- Department of Labor Issues Final Rule Revising Sex Discrimination Guidelines for Federal Contractors
- July 7, 2016 | Author: Johnine P. Barnes
- Law Firm: Greenberg Traurig, LLP - Washington Office
On June 14, the U.S. Department of Labor (DOL) issued the final rule updating the Office of Federal Contractor Compliance Program’s regulations prohibiting discrimination on the basis of sex. The updated regulations prohibit federal contractors with contracts or subcontracts totaling $10,000 or more within a 12-month period (absent other exemptions) from discriminating against employees with regard to pay and working conditions on the basis of pregnancy, sex-stereotypes, gender identity and transgender status.
The regulations, which have not been updated since 1970, now are consistent with current law and legal application of Title VII by other federal agencies, such as the Equal Employment Opportunity Commission, in gender equality matters.
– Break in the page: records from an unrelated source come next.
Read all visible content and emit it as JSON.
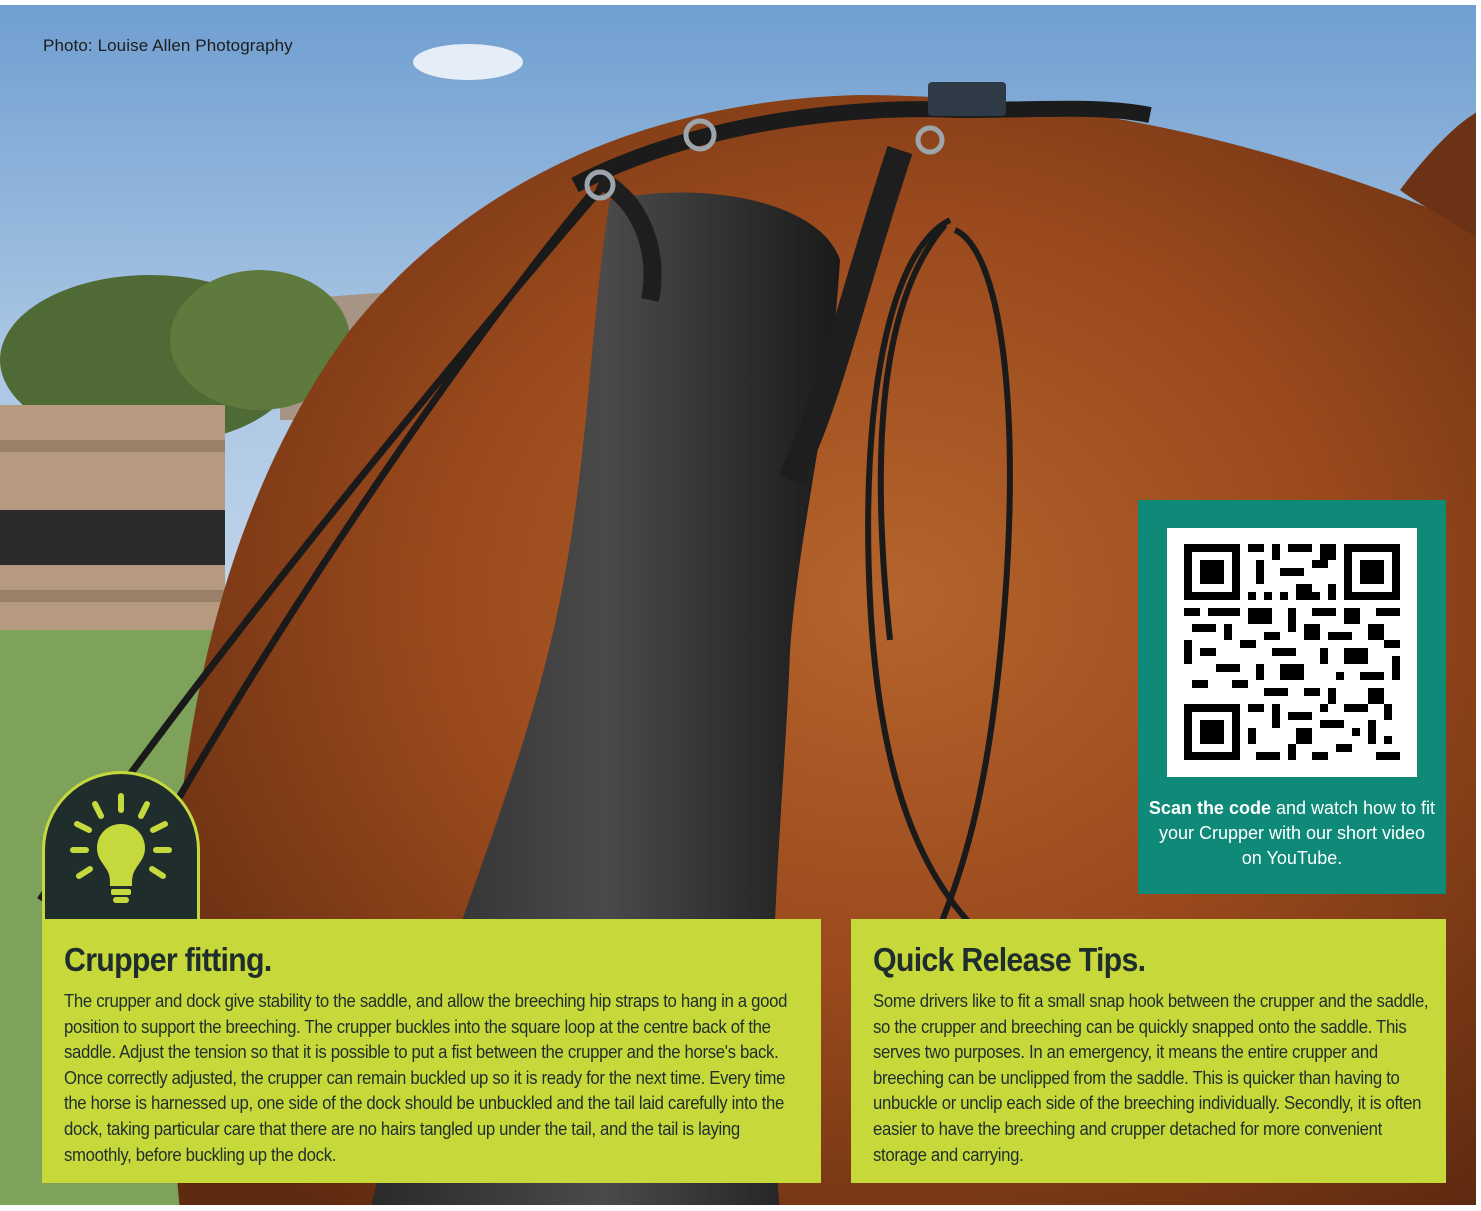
{
  "photo": {
    "credit": "Photo: Louise Allen Photography",
    "subject": "horse-hindquarters-with-crupper"
  },
  "qr_panel": {
    "caption_bold": "Scan the code",
    "caption_rest": " and watch how to fit your Crupper with our short video on YouTube.",
    "background_color": "#0f8a78"
  },
  "badge": {
    "icon": "lightbulb-icon",
    "background_color": "#1f2e2d",
    "accent_color": "#c6d93c"
  },
  "crupper_fitting": {
    "title": "Crupper fitting.",
    "body": "The crupper and dock give stability to the saddle, and allow the breeching hip straps to hang in a good position to support the breeching. The crupper buckles into the square loop at the centre back of the saddle. Adjust the tension so that it is possible to put a fist between the crupper and the horse's back. Once correctly adjusted, the crupper can remain buckled up so it is ready for the next time. Every time the horse is harnessed up, one side of the dock should be unbuckled and the tail laid carefully into the dock, taking particular care that there are no hairs tangled up under the tail, and the tail is laying smoothly, before buckling up the dock."
  },
  "quick_release": {
    "title": "Quick Release Tips.",
    "body": "Some drivers like to fit a small snap hook between the crupper and the saddle, so the crupper and breeching can be quickly snapped onto the saddle. This serves two purposes. In an emergency, it means the entire crupper and breeching can be unclipped from the saddle. This is quicker than having to unbuckle or unclip each side of the breeching individually. Secondly, it is often easier to have the breeching and crupper detached for more convenient storage and carrying."
  },
  "colors": {
    "tip_box": "#c7d93a",
    "text_dark": "#1f2e2d"
  }
}
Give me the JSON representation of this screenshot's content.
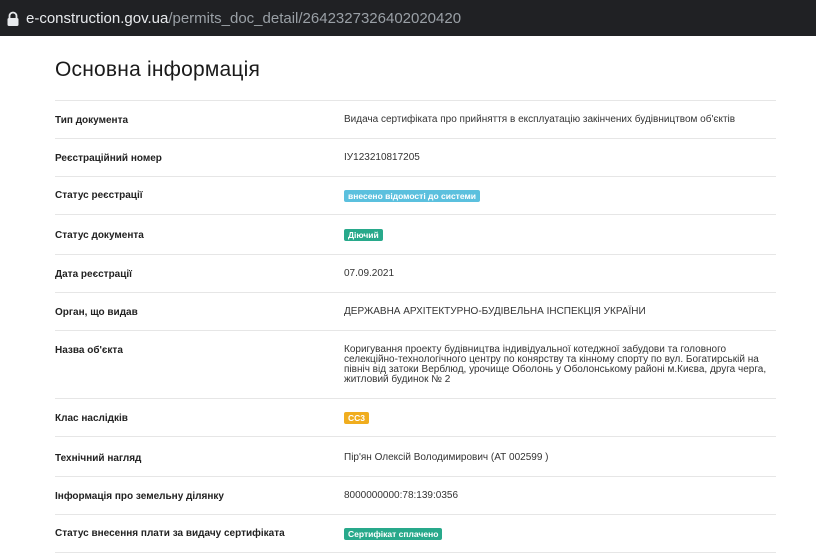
{
  "browser": {
    "url_host": "e-construction.gov.ua",
    "url_path": "/permits_doc_detail/2642327326402020420"
  },
  "page": {
    "title": "Основна інформація"
  },
  "rows": [
    {
      "label": "Тип документа",
      "value": "Видача сертифіката про прийняття в експлуатацію закінчених будівництвом об'єктів",
      "kind": "text"
    },
    {
      "label": "Реєстраційний номер",
      "value": "ІУ123210817205",
      "kind": "text"
    },
    {
      "label": "Статус реєстрації",
      "value": "внесено відомості до системи",
      "kind": "badge",
      "color": "#5bc0de"
    },
    {
      "label": "Статус документа",
      "value": "Діючий",
      "kind": "badge",
      "color": "#28a98b"
    },
    {
      "label": "Дата реєстрації",
      "value": "07.09.2021",
      "kind": "text"
    },
    {
      "label": "Орган, що видав",
      "value": "ДЕРЖАВНА АРХІТЕКТУРНО-БУДІВЕЛЬНА ІНСПЕКЦІЯ УКРАЇНИ",
      "kind": "text"
    },
    {
      "label": "Назва об'єкта",
      "value": "Коригування проекту будівництва індивідуальної котеджної забудови та головного селекційно-технологічного центру по конярству та кінному спорту по вул. Богатирській на північ від затоки Верблюд, урочище Оболонь у Оболонському районі м.Києва, друга черга, житловий будинок № 2",
      "kind": "text"
    },
    {
      "label": "Клас наслідків",
      "value": "СС3",
      "kind": "badge",
      "color": "#f0ad1e"
    },
    {
      "label": "Технічний нагляд",
      "value": "Пір'ян Олексій Володимирович (АТ 002599 )",
      "kind": "text"
    },
    {
      "label": "Інформація про земельну ділянку",
      "value": "8000000000:78:139:0356",
      "kind": "text"
    },
    {
      "label": "Статус внесення плати за видачу сертифіката",
      "value": "Сертифікат сплачено",
      "kind": "badge",
      "color": "#28a98b"
    }
  ]
}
Specifically, the final rule incorporates the requirement to accommodate employees in certain circumstances based upon pregnancy, childbirth, or other medical conditions. The regulations also clarify that both mothers and fathers must be allowed to take sick and/or family leave, and that employees must be allowed to use bathrooms and other like facilities in accordance with the gender with which the employee identifies. Finally, the regulations prohibit pay discrimination and workplace harassment on the basis of sex.
The Final Rule, which also contains suggested best practices for compliance, will become effective 60 days from June 15. During this time, employers with applicable contracts should review their practices and policies to ensure that they are prepared for compliance.